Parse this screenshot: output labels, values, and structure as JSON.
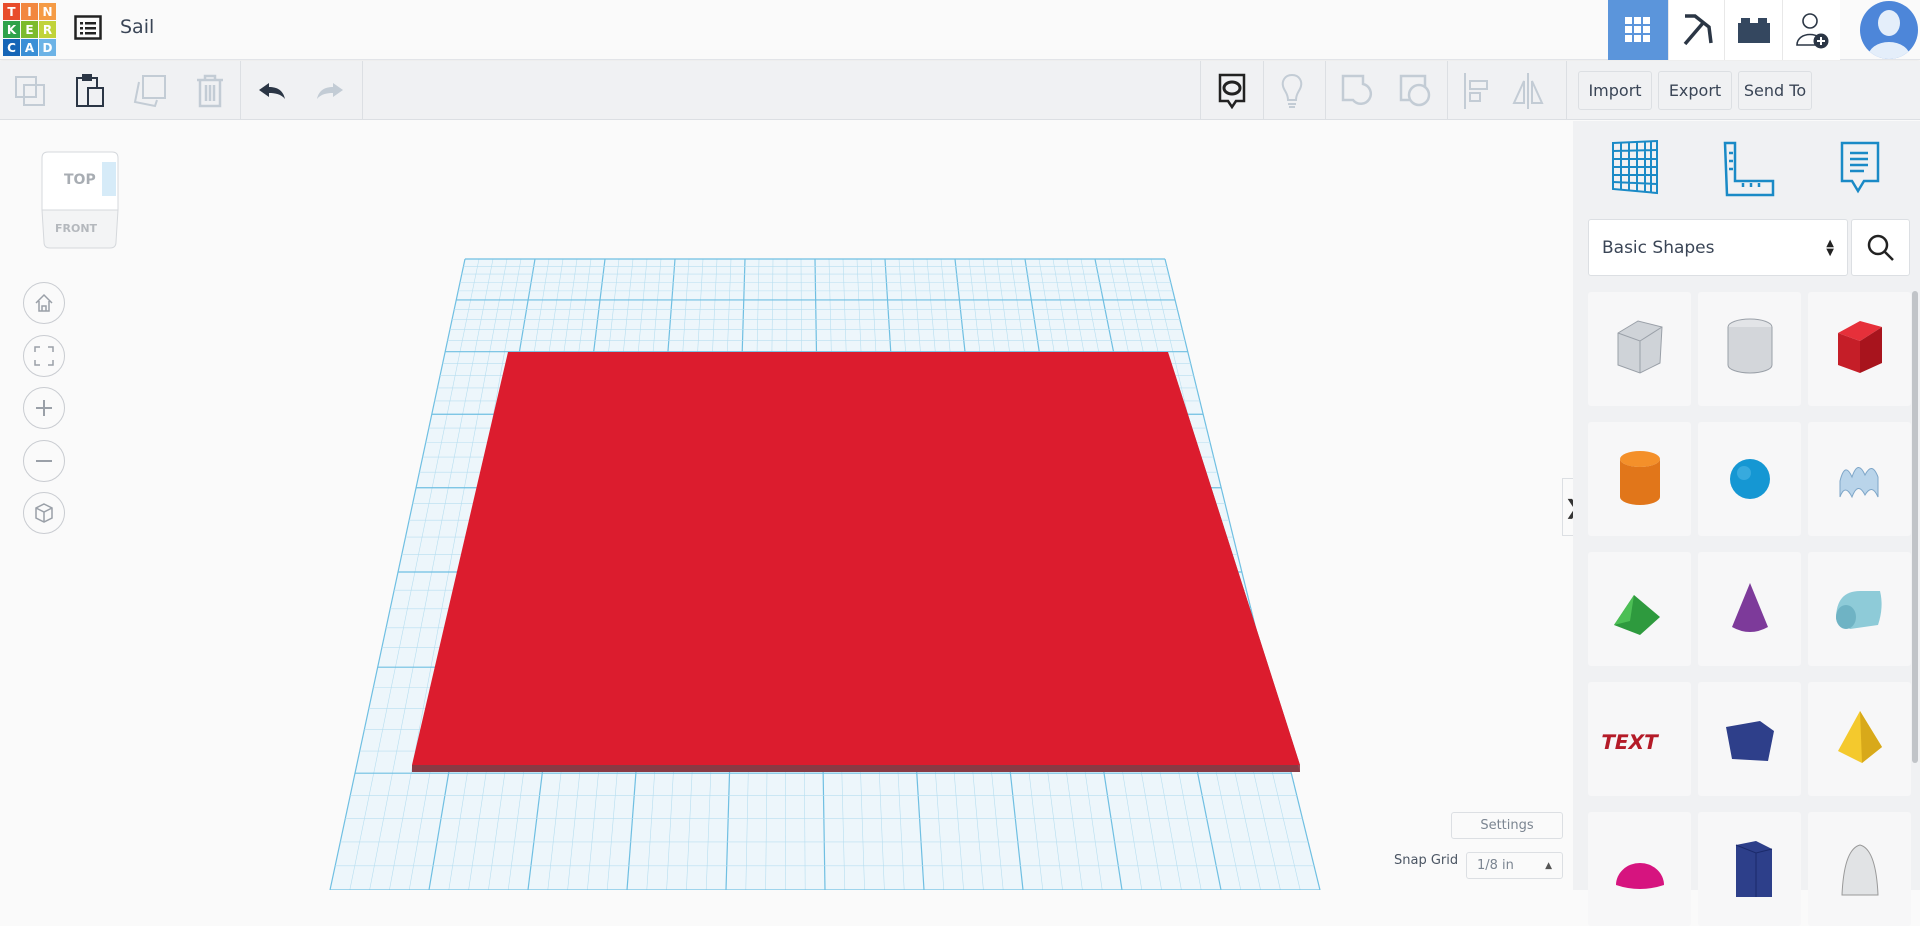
{
  "app": {
    "logo_letters": [
      "T",
      "I",
      "N",
      "K",
      "E",
      "R",
      "C",
      "A",
      "D"
    ],
    "project_title": "Sail"
  },
  "header": {
    "icons": [
      "3d-design-grid-icon",
      "pickaxe-icon",
      "brick-icon",
      "add-user-icon",
      "avatar"
    ]
  },
  "toolbar": {
    "import_label": "Import",
    "export_label": "Export",
    "send_to_label": "Send To"
  },
  "viewcube": {
    "top": "TOP",
    "front": "FRONT"
  },
  "panel": {
    "category": "Basic Shapes",
    "shapes": [
      "Box (hole)",
      "Cylinder (hole)",
      "Box",
      "Cylinder",
      "Sphere",
      "Scribble",
      "Roof",
      "Cone",
      "Round Roof",
      "Text",
      "Wedge",
      "Pyramid",
      "Half Sphere",
      "Polygon",
      "Paraboloid"
    ],
    "text_shape_label": "TEXT"
  },
  "workplane": {
    "settings_label": "Settings",
    "snap_grid_label": "Snap Grid",
    "snap_grid_value": "1/8 in",
    "plate_color": "#dc1c2e"
  }
}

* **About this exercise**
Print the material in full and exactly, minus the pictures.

* **Solution**
Parse this screenshot: output labels, values, and structure as JSON.
{
  "app": {
    "logo_letters": [
      "T",
      "I",
      "N",
      "K",
      "E",
      "R",
      "C",
      "A",
      "D"
    ],
    "project_title": "Sail"
  },
  "header": {
    "icons": [
      "3d-design-grid-icon",
      "pickaxe-icon",
      "brick-icon",
      "add-user-icon",
      "avatar"
    ]
  },
  "toolbar": {
    "import_label": "Import",
    "export_label": "Export",
    "send_to_label": "Send To"
  },
  "viewcube": {
    "top": "TOP",
    "front": "FRONT"
  },
  "panel": {
    "category": "Basic Shapes",
    "shapes": [
      "Box (hole)",
      "Cylinder (hole)",
      "Box",
      "Cylinder",
      "Sphere",
      "Scribble",
      "Roof",
      "Cone",
      "Round Roof",
      "Text",
      "Wedge",
      "Pyramid",
      "Half Sphere",
      "Polygon",
      "Paraboloid"
    ],
    "text_shape_label": "TEXT"
  },
  "workplane": {
    "settings_label": "Settings",
    "snap_grid_label": "Snap Grid",
    "snap_grid_value": "1/8 in",
    "plate_color": "#dc1c2e"
  }
}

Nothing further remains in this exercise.